861404 Achillea alpina L.
- L., Sp. Pl.: 899 (1753). Lectotype (LINN): Siberia. Herb. Linn. 1017.13 (Botschantzev 1961: 120). - Ptarmica alpina (L.) DC., Prodr. 6: 22 (1838).
36 (4x). - Siberia. - At least three reports.
Not included: Some reports of diploid numbers from India.
Geography: Asian (E) - amphi-Beringian - North American (N).
Notes: Elven and Murray: Guo et al. (2006) analysed Asian Achillea alpina by molecular markers and suggested it to be an allotetraploid from the diploids A. acuminata (Ledeb.) Sch.Bip. (the Ptarmica group) and A. asiatica Serg. (the Achillea s. str. group).
Four names are relevant in this group: A. alpina L. 1753, A. multiflora Hook. 1833, A. sibirica Ledeb. 1845 (Ledebour's earlier publication of the epithet in 1811 was as a synonym), and subsp. camtschatica Heimerl 1884 (by Komarov 1930 as species). Botschantzev (1961) treated the Russian representatives as six species and the name A. sibirica as a later synonym for A. alpina s. str. The name A. sibirica has been widely applied in North America (e.g., Hultén (1968a), whereas several names have been applied in Russian literature. If the plants are considered races of one wide species, A. alpina is the priority name of that species, the names "camtschatica" and "multiflora" are relevant for the arctic representatives in, respectivelly, northeastern Asia and North America, whereas the names "alpina" s. str., "sibirica", and also "japonica" Heimerl 1884 relate to more southern Asian representatives.

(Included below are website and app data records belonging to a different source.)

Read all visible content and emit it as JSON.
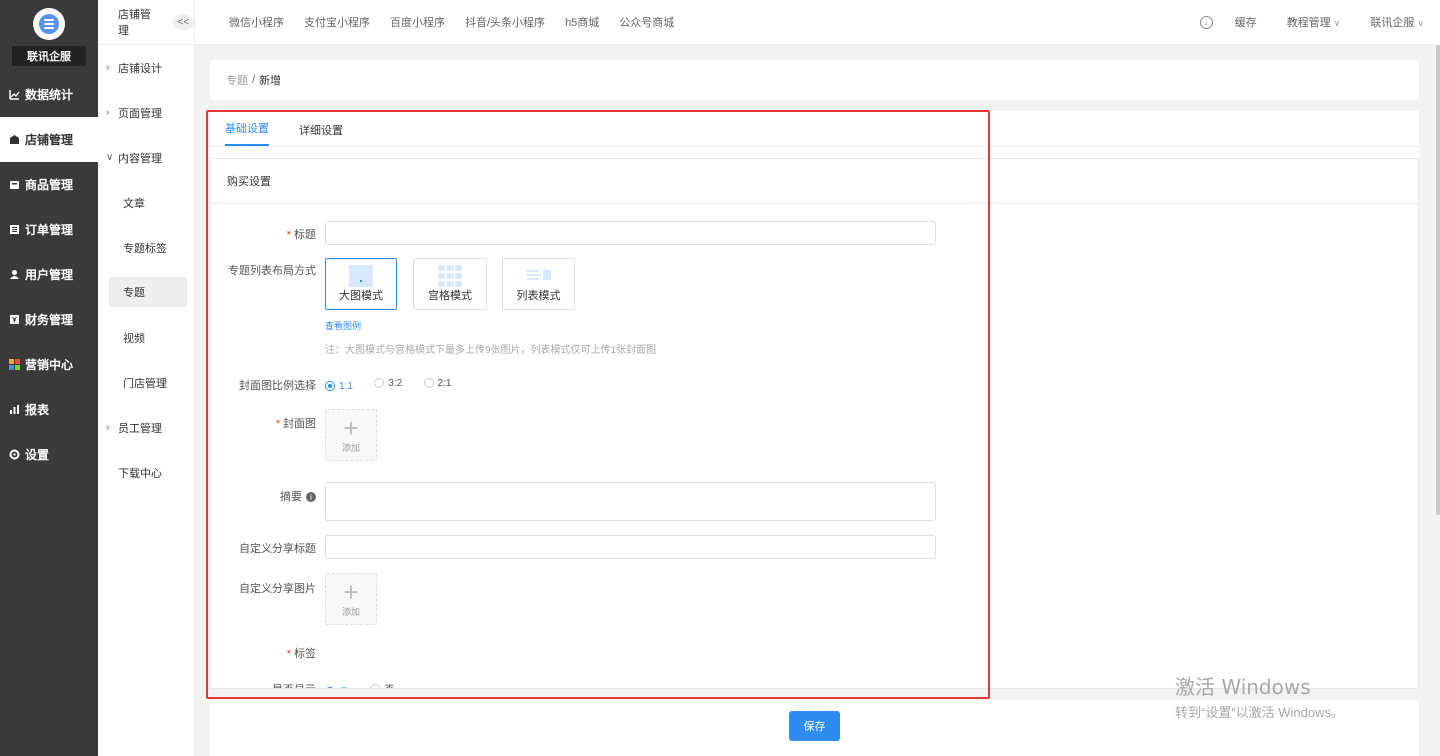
{
  "sidebar": {
    "brand": "联讯企服",
    "items": [
      {
        "label": "数据统计",
        "icon": "chart-icon",
        "active": false
      },
      {
        "label": "店铺管理",
        "icon": "shop-icon",
        "active": true
      },
      {
        "label": "商品管理",
        "icon": "goods-icon",
        "active": false
      },
      {
        "label": "订单管理",
        "icon": "order-icon",
        "active": false
      },
      {
        "label": "用户管理",
        "icon": "user-icon",
        "active": false
      },
      {
        "label": "财务管理",
        "icon": "finance-icon",
        "active": false
      },
      {
        "label": "营销中心",
        "icon": "marketing-icon",
        "active": false
      },
      {
        "label": "报表",
        "icon": "report-icon",
        "active": false
      },
      {
        "label": "设置",
        "icon": "gear-icon",
        "active": false
      }
    ]
  },
  "submenu": {
    "title": "店铺管理",
    "collapse": "<<",
    "items": {
      "store_design": "店铺设计",
      "page_mgmt": "页面管理",
      "content_mgmt": "内容管理",
      "article": "文章",
      "topic_tag": "专题标签",
      "topic": "专题",
      "video": "视频",
      "store_mgmt": "门店管理",
      "staff_mgmt": "员工管理",
      "download": "下载中心"
    }
  },
  "topbar": {
    "links": [
      "微信小程序",
      "支付宝小程序",
      "百度小程序",
      "抖音/头条小程序",
      "h5商城",
      "公众号商城"
    ],
    "cache": "缓存",
    "tutorial": "教程管理",
    "account": "联讯企服"
  },
  "breadcrumb": {
    "parent": "专题",
    "sep": "/",
    "current": "新增"
  },
  "tabs": {
    "basic": "基础设置",
    "detail": "详细设置"
  },
  "form": {
    "section_title": "购买设置",
    "title_label": "标题",
    "layout_label": "专题列表布局方式",
    "layout_options": [
      "大图模式",
      "宫格模式",
      "列表模式"
    ],
    "view_example": "查看图例",
    "layout_note": "注：大图模式与宫格模式下最多上传9张图片，列表模式仅可上传1张封面图",
    "ratio_label": "封面图比例选择",
    "ratio_options": [
      "1:1",
      "3:2",
      "2:1"
    ],
    "cover_label": "封面图",
    "add_text": "添加",
    "summary_label": "摘要",
    "share_title_label": "自定义分享标题",
    "share_image_label": "自定义分享图片",
    "tag_label": "标签",
    "show_label": "是否显示",
    "show_yes": "是",
    "show_no": "否"
  },
  "save_button": "保存",
  "watermark": {
    "line1": "激活 Windows",
    "line2": "转到“设置”以激活 Windows。"
  },
  "colors": {
    "primary": "#2d8cf0",
    "sidebar_bg": "#3a3a3a",
    "highlight": "#e53935"
  }
}
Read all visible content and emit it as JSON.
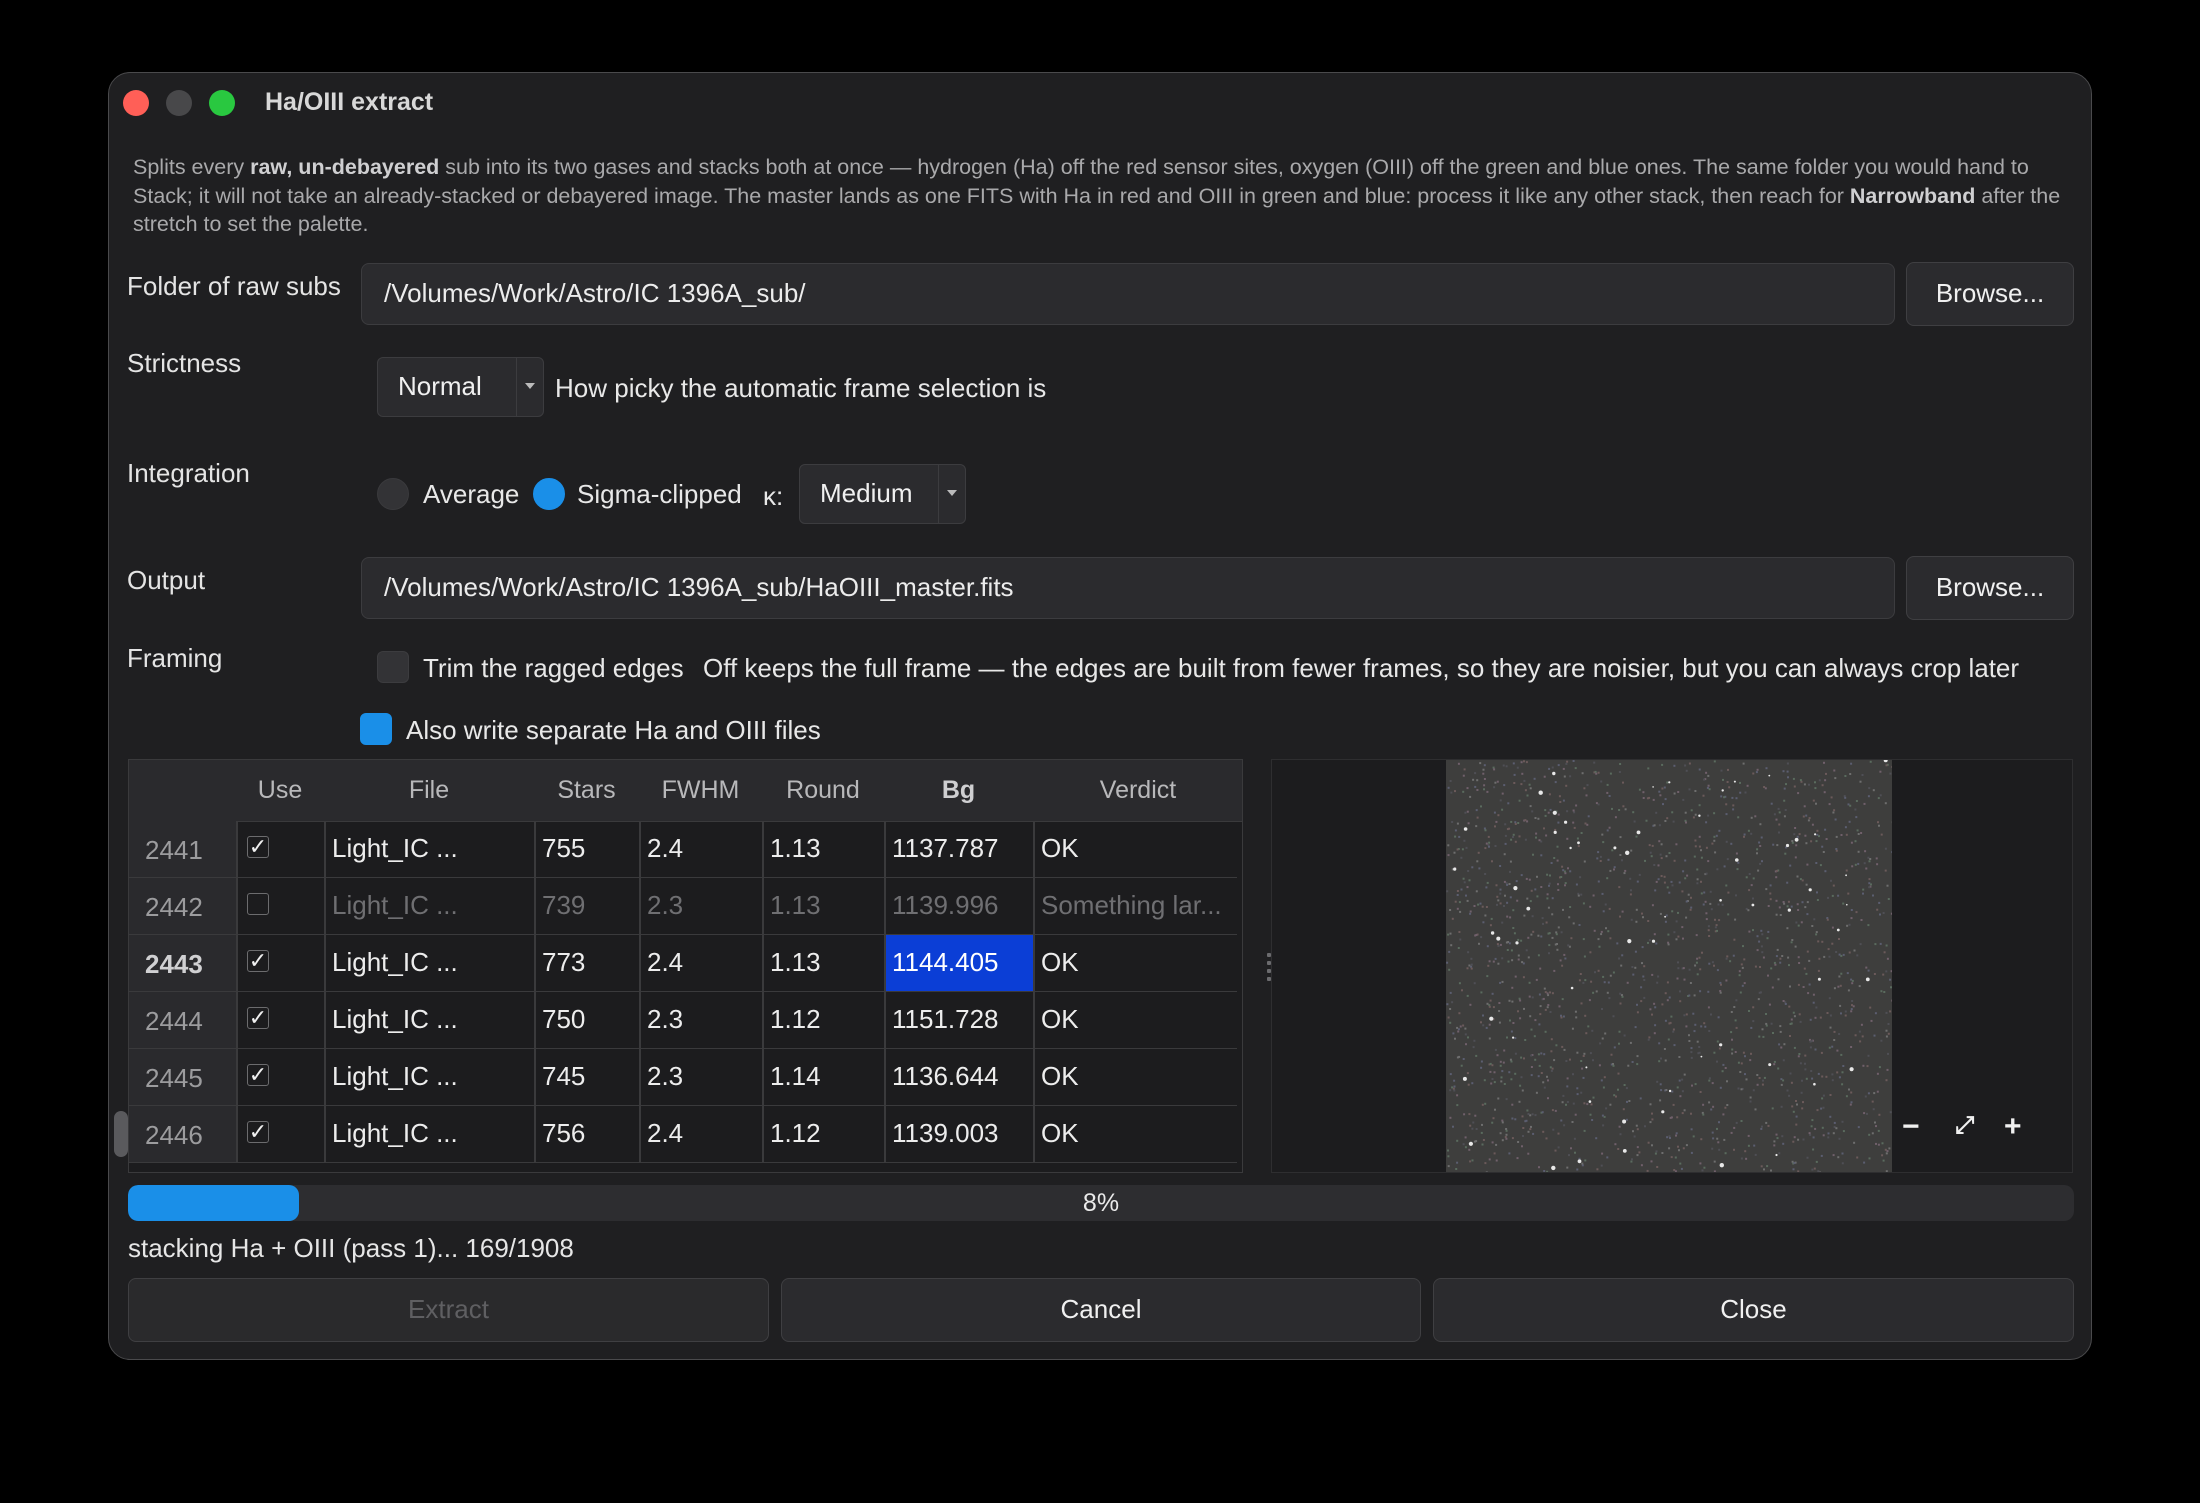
{
  "window": {
    "title": "Ha/OIII extract"
  },
  "description": {
    "p1": "Splits every ",
    "b1": "raw, un-debayered",
    "p2": " sub into its two gases and stacks both at once — hydrogen (Ha) off the red sensor sites, oxygen (OIII) off the green and blue ones. The same folder you would hand to Stack; it will not take an already-stacked or debayered image. The master lands as one FITS with Ha in red and OIII in green and blue: process it like any other stack, then reach for ",
    "b2": "Narrowband",
    "p3": " after the stretch to set the palette."
  },
  "folder": {
    "label": "Folder of raw subs",
    "value": "/Volumes/Work/Astro/IC 1396A_sub/",
    "browse": "Browse..."
  },
  "strictness": {
    "label": "Strictness",
    "value": "Normal",
    "hint": "How picky the automatic frame selection is"
  },
  "integration": {
    "label": "Integration",
    "average": "Average",
    "sigma": "Sigma-clipped",
    "kappa_label": "κ:",
    "kappa_value": "Medium",
    "selected": "sigma"
  },
  "output": {
    "label": "Output",
    "value": "/Volumes/Work/Astro/IC 1396A_sub/HaOIII_master.fits",
    "browse": "Browse..."
  },
  "framing": {
    "label": "Framing",
    "trim_label": "Trim the ragged edges",
    "trim_checked": false,
    "trim_hint": "Off keeps the full frame — the edges are built from fewer frames, so they are noisier, but you can always crop later",
    "separate_label": "Also write separate Ha and OIII files",
    "separate_checked": true
  },
  "table": {
    "headers": [
      "Use",
      "File",
      "Stars",
      "FWHM",
      "Round",
      "Bg",
      "Verdict"
    ],
    "rows": [
      {
        "num": "2441",
        "use": "✓",
        "file": "Light_IC ...",
        "stars": "755",
        "fwhm": "2.4",
        "round": "1.13",
        "bg": "1137.787",
        "verdict": "OK"
      },
      {
        "num": "2442",
        "use": "",
        "file": "Light_IC ...",
        "stars": "739",
        "fwhm": "2.3",
        "round": "1.13",
        "bg": "1139.996",
        "verdict": "Something lar..."
      },
      {
        "num": "2443",
        "use": "✓",
        "file": "Light_IC ...",
        "stars": "773",
        "fwhm": "2.4",
        "round": "1.13",
        "bg": "1144.405",
        "verdict": "OK"
      },
      {
        "num": "2444",
        "use": "✓",
        "file": "Light_IC ...",
        "stars": "750",
        "fwhm": "2.3",
        "round": "1.12",
        "bg": "1151.728",
        "verdict": "OK"
      },
      {
        "num": "2445",
        "use": "✓",
        "file": "Light_IC ...",
        "stars": "745",
        "fwhm": "2.3",
        "round": "1.14",
        "bg": "1136.644",
        "verdict": "OK"
      },
      {
        "num": "2446",
        "use": "✓",
        "file": "Light_IC ...",
        "stars": "756",
        "fwhm": "2.4",
        "round": "1.12",
        "bg": "1139.003",
        "verdict": "OK"
      }
    ]
  },
  "preview": {
    "zoom_out": "−",
    "fit": "⤢",
    "zoom_in": "+"
  },
  "progress": {
    "value": 0.08,
    "label": "8%"
  },
  "status": "stacking Ha + OIII (pass 1)... 169/1908",
  "buttons": {
    "extract": "Extract",
    "cancel": "Cancel",
    "close": "Close"
  },
  "colors": {
    "accent": "#1a8fe8",
    "selection": "#0b3ed6"
  },
  "icons": {
    "close": "close-icon",
    "minimize": "minimize-icon",
    "zoom": "zoom-icon",
    "dropdown": "chevron-down-icon"
  }
}
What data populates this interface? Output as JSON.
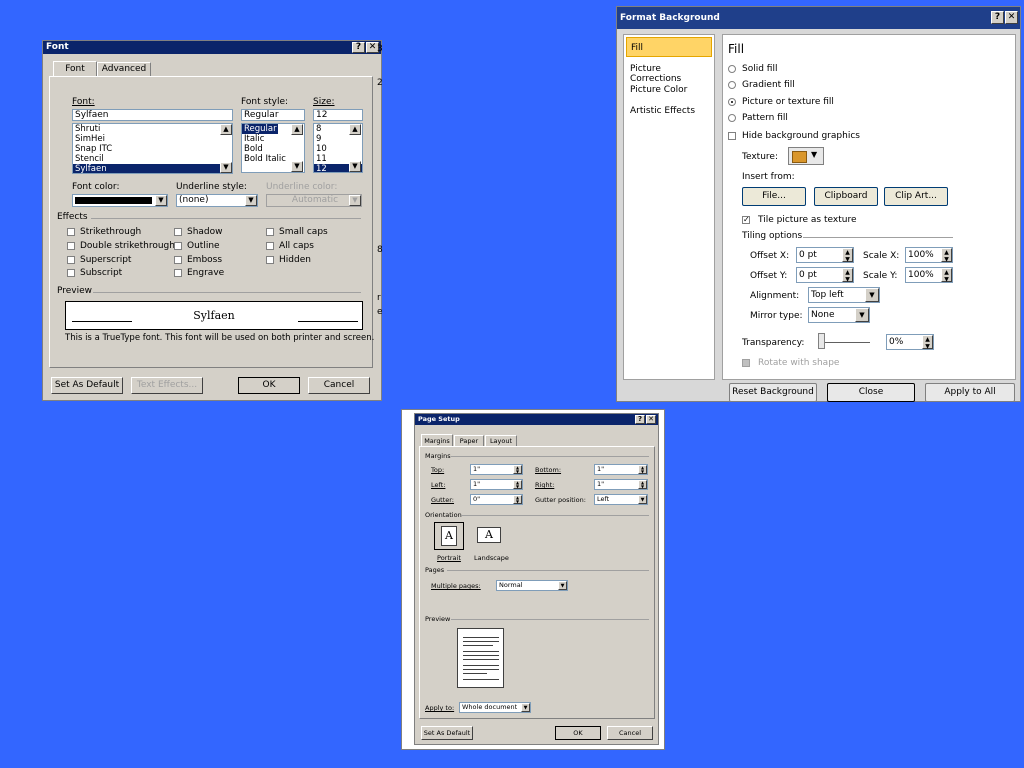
{
  "font_dialog": {
    "title": "Font",
    "tabs": [
      "Font",
      "Advanced"
    ],
    "font_label": "Font:",
    "font_value": "Sylfaen",
    "font_list": [
      "Shruti",
      "SimHei",
      "Snap ITC",
      "Stencil",
      "Sylfaen"
    ],
    "style_label": "Font style:",
    "style_value": "Regular",
    "style_list": [
      "Regular",
      "Italic",
      "Bold",
      "Bold Italic"
    ],
    "size_label": "Size:",
    "size_value": "12",
    "size_list": [
      "8",
      "9",
      "10",
      "11",
      "12"
    ],
    "font_color_label": "Font color:",
    "underline_style_label": "Underline style:",
    "underline_style_value": "(none)",
    "underline_color_label": "Underline color:",
    "underline_color_value": "Automatic",
    "effects_label": "Effects",
    "effects": [
      "Strikethrough",
      "Double strikethrough",
      "Superscript",
      "Subscript",
      "Shadow",
      "Outline",
      "Emboss",
      "Engrave",
      "Small caps",
      "All caps",
      "Hidden"
    ],
    "preview_label": "Preview",
    "preview_text": "Sylfaen",
    "note": "This is a TrueType font. This font will be used on both printer and screen.",
    "set_default_label": "Set As Default",
    "text_effects_label": "Text Effects...",
    "ok_label": "OK",
    "cancel_label": "Cancel",
    "help_glyph": "?",
    "close_glyph": "✕",
    "side_chars": [
      "3",
      "2",
      "8",
      "r",
      "e"
    ]
  },
  "format_background": {
    "title": "Format Background",
    "nav": [
      "Fill",
      "Picture Corrections",
      "Picture Color",
      "Artistic Effects"
    ],
    "heading": "Fill",
    "fill_options": [
      "Solid fill",
      "Gradient fill",
      "Picture or texture fill",
      "Pattern fill"
    ],
    "hide_graphics_label": "Hide background graphics",
    "texture_label": "Texture:",
    "insert_from_label": "Insert from:",
    "file_btn": "File...",
    "clipboard_btn": "Clipboard",
    "clipart_btn": "Clip Art...",
    "tile_label": "Tile picture as texture",
    "tiling_label": "Tiling options",
    "offset_x_label": "Offset X:",
    "offset_x_value": "0 pt",
    "scale_x_label": "Scale X:",
    "scale_x_value": "100%",
    "offset_y_label": "Offset Y:",
    "offset_y_value": "0 pt",
    "scale_y_label": "Scale Y:",
    "scale_y_value": "100%",
    "alignment_label": "Alignment:",
    "alignment_value": "Top left",
    "mirror_label": "Mirror type:",
    "mirror_value": "None",
    "transparency_label": "Transparency:",
    "transparency_value": "0%",
    "rotate_label": "Rotate with shape",
    "reset_btn": "Reset Background",
    "close_btn": "Close",
    "apply_all_btn": "Apply to All"
  },
  "page_setup": {
    "title": "Page Setup",
    "tabs": [
      "Margins",
      "Paper",
      "Layout"
    ],
    "margins_label": "Margins",
    "top_label": "Top:",
    "top_value": "1\"",
    "bottom_label": "Bottom:",
    "bottom_value": "1\"",
    "left_label": "Left:",
    "left_value": "1\"",
    "right_label": "Right:",
    "right_value": "1\"",
    "gutter_label": "Gutter:",
    "gutter_value": "0\"",
    "gutter_pos_label": "Gutter position:",
    "gutter_pos_value": "Left",
    "orientation_label": "Orientation",
    "portrait_label": "Portrait",
    "landscape_label": "Landscape",
    "orientation_glyph": "A",
    "pages_label": "Pages",
    "multiple_pages_label": "Multiple pages:",
    "multiple_pages_value": "Normal",
    "preview_label": "Preview",
    "apply_to_label": "Apply to:",
    "apply_to_value": "Whole document",
    "set_default_label": "Set As Default",
    "ok_label": "OK",
    "cancel_label": "Cancel"
  }
}
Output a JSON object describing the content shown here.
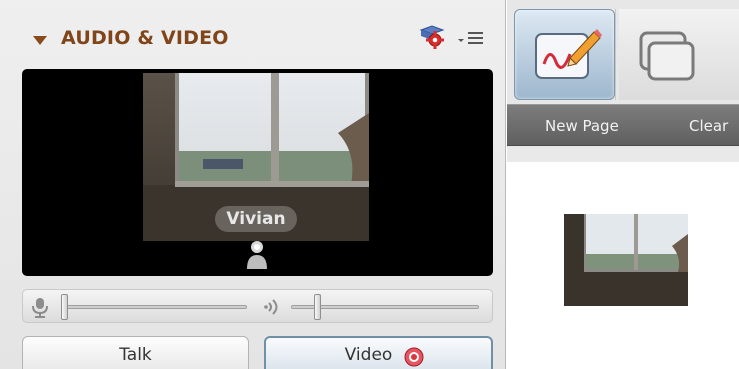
{
  "panel": {
    "title": "AUDIO & VIDEO",
    "icons": [
      "collapse-arrow-icon",
      "settings-gear-icon",
      "options-menu-icon"
    ]
  },
  "video": {
    "participant_name": "Vivian",
    "icons": [
      "participant-person-icon"
    ]
  },
  "audio": {
    "icons": [
      "microphone-icon",
      "speaker-icon"
    ]
  },
  "buttons": {
    "talk_label": "Talk",
    "video_label": "Video",
    "video_status_icon": "record-icon"
  },
  "whiteboard": {
    "new_page_label": "New Page",
    "clear_label": "Clear",
    "icons": [
      "whiteboard-pen-icon",
      "clear-pages-icon"
    ]
  },
  "colors": {
    "title": "#804519",
    "video_background": "#000000",
    "label_bar": "#6a6a6a",
    "record": "#d9363e",
    "accent_border": "#6f90a7"
  }
}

The northwestern North American plant is visibly different from the northern and northeastern Asian ones but mainly in quantitative features: capitulae more numerous, ligules smaller, and leaves slightly more dissected. We include the Alaskan and Yukon Territory plants named A. sibirica by Hultén and others in A. multiflora but consider this North American plant a subspecies. The northeastern Asian plant becomes another subspecies (proposed as species, Ptarmica camtschatica, by Tzvelev 1987e and by Korobkov in PAF proposal). The treatment of Trock (2006a) did not elucidate the matter further. He applied the name A. alpina collectively without discussion.